**REQUIRED ACTION**
Tally the lines below containing "RGID" and report only the total.

Recorded data
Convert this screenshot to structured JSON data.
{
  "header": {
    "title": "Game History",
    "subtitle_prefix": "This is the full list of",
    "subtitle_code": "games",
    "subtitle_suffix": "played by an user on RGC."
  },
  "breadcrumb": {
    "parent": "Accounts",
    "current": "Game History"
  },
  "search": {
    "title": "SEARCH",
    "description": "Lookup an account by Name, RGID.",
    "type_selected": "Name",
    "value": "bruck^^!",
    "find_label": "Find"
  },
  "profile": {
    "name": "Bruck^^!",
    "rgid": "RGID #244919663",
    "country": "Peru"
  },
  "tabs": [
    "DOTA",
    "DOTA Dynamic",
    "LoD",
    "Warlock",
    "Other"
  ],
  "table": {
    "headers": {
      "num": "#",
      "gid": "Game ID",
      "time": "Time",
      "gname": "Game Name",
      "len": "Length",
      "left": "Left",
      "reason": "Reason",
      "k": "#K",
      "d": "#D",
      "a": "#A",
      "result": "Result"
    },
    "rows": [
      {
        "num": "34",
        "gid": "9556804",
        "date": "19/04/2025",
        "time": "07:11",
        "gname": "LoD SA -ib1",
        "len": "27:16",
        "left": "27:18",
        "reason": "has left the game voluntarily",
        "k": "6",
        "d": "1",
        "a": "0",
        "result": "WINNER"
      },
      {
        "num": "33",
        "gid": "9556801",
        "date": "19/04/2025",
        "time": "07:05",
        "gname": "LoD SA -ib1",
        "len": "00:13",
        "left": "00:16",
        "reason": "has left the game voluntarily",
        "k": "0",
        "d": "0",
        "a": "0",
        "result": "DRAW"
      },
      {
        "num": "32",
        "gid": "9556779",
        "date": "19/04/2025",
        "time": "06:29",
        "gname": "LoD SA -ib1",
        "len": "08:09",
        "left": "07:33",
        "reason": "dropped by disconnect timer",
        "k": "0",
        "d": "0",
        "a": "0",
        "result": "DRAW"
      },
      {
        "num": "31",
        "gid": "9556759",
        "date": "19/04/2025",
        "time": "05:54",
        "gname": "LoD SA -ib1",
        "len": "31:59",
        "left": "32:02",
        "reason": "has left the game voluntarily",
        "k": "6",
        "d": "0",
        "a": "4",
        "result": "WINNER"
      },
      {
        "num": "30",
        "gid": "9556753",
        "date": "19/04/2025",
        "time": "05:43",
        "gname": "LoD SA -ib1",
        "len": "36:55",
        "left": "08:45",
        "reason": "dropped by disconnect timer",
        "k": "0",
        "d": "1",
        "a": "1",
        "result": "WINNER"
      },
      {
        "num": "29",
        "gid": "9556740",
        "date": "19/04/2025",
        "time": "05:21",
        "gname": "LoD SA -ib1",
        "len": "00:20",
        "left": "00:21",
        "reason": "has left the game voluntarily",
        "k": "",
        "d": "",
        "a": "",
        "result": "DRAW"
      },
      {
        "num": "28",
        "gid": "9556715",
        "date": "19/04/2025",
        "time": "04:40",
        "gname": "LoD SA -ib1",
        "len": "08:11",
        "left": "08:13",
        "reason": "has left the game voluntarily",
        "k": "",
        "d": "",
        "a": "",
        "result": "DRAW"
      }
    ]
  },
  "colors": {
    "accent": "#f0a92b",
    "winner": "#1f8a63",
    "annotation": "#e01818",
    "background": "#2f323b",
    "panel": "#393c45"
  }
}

**ANSWER AREA**
2